It's not all just hot cross buns

Click to follow
The Independent Online

There’s nothing like a traditional holiday to bring out some of the more unusual traditions human beings take part in.

We’ve made a list of some of the more bizarre Easter traditions that take place across Europe.

Corfu: Pottery smashing

You’d be wise to watch your head if you happen to find yourself wandering through the streets of Corfu on any given Easter Saturday. At the stroke of 11am, the residents begin enthusiastically lobbing all sorts of pottery out of their windows in another example of the ancient Grecian high art of smashing.

The noisy custom apparently derives from Venetian tradition when, on New Year’s Day, they threw their old possessions from the window in the hope of receiving new ones. An act that would surely be commended by Apple bosses today.

A tip for when throwing out a pot is to fill it with water, much more noise apparently.

Norway: Reading a crime novel

It might sound like the title of slightly lazy satirical article but it’s true. In 1923 two Norwegians called Nordahl Grieg and Nils Lie wanted to get some publicity for their crime novel titled, fairly literally, ‘The Bergen Train was robbed at night’.

They paid the national newspaper Aftenposten to print the title on its front page on Easter Sunday as if it was a real news story and this cemented it as seasonal classic. From then on the tradition of Påskekrim took hold in which Norwegians settle down a piece of crime fiction to see them through the last dregs of their long winter.

We're perhaps slightly more used to a cheeky Easter egg

Germany: Dancing is banned

The German tradition of Tanzverbot does not differentiate between waltzing or twerking. All forms of boogey are forbidden in 13 out 16 German states of Good Friday. The ban dates back to the puritanical Lutherans who weren’t particularly known for their love of good times. Trendy clubbers in Berlin are not thought to be affected.

Czech Republic : Whipping women with willow branches

Spare a thought for the poor women of the Czech Republic tomorrow.

In what is perhaps the most bizarre of all the Easter traditions, men ceremonially whip women with a stick of willow branch. This is apparently to ensure fertility and vitality as the willow is the first tree to wake in spring. How kind.

Apparently it’s more symbolic now and the whipping is more of a “light brushing” but still, we’d rather stick to rolling eggs down a hill.

Finland: Watching grass grow

Maybe not quite as exciting a number of other Easter rituals, Finland’s offering is a wonderfully quaint ode to spring. The use of quaint there certainly not to be confused with actually just a bit boring.

Children plant grass in small portable beds inside the house and literally sit and watch it grow. The excitement really ramps up to new levels when the shoots break through though as the children place eggs among the stems.

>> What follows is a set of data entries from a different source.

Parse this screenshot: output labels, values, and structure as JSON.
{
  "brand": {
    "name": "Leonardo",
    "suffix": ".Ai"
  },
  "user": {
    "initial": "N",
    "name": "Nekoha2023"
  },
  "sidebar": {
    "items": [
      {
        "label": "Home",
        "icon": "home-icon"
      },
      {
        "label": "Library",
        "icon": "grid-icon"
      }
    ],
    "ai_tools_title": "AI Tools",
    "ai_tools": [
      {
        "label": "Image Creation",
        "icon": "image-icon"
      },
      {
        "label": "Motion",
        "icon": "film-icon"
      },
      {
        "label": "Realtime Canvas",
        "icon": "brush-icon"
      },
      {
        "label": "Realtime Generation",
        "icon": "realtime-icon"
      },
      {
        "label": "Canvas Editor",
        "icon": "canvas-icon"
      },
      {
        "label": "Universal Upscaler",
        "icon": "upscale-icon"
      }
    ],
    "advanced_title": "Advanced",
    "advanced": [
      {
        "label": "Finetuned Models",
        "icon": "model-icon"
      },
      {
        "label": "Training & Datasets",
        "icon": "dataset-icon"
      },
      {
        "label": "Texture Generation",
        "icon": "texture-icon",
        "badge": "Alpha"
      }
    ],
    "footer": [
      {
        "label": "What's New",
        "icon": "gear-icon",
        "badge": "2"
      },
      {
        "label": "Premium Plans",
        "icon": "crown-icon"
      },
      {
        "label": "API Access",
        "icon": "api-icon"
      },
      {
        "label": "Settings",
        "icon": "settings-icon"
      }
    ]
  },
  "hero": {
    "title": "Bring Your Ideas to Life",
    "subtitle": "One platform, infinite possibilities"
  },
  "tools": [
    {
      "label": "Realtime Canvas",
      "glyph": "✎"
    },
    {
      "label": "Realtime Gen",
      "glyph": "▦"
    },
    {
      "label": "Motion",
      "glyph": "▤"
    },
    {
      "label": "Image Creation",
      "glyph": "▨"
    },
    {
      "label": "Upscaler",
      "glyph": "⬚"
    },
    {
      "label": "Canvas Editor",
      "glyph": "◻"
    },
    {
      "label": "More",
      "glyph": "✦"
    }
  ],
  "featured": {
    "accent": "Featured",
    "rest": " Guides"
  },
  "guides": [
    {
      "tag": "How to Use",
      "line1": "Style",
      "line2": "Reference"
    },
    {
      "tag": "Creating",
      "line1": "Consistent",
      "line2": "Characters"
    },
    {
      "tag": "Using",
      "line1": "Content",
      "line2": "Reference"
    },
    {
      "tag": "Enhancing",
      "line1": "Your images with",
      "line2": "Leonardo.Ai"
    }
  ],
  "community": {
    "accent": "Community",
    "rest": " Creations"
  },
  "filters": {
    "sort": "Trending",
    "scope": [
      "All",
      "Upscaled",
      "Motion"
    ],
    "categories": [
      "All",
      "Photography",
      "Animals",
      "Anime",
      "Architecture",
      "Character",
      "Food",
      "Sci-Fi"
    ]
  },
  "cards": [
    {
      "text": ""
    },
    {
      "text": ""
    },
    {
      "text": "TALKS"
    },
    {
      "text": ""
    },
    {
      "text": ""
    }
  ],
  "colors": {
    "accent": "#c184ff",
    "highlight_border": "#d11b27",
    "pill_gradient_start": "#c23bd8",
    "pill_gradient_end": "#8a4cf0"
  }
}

Hungary: Throwing buckets of cold water over women

The name ‘sprinkling’ makes this one sound rather nice but in fact Hungary’s Easter tradition, as anyone who has ever fled in fear from an older sibling brandishing a bucket of water can attest to, is a little more extreme than it sounds.

Also known more appropriately as ‘Ducking Monday,’ men chuck buckets of cold water over women to assure that they don’t “wither” like flowers. Charming.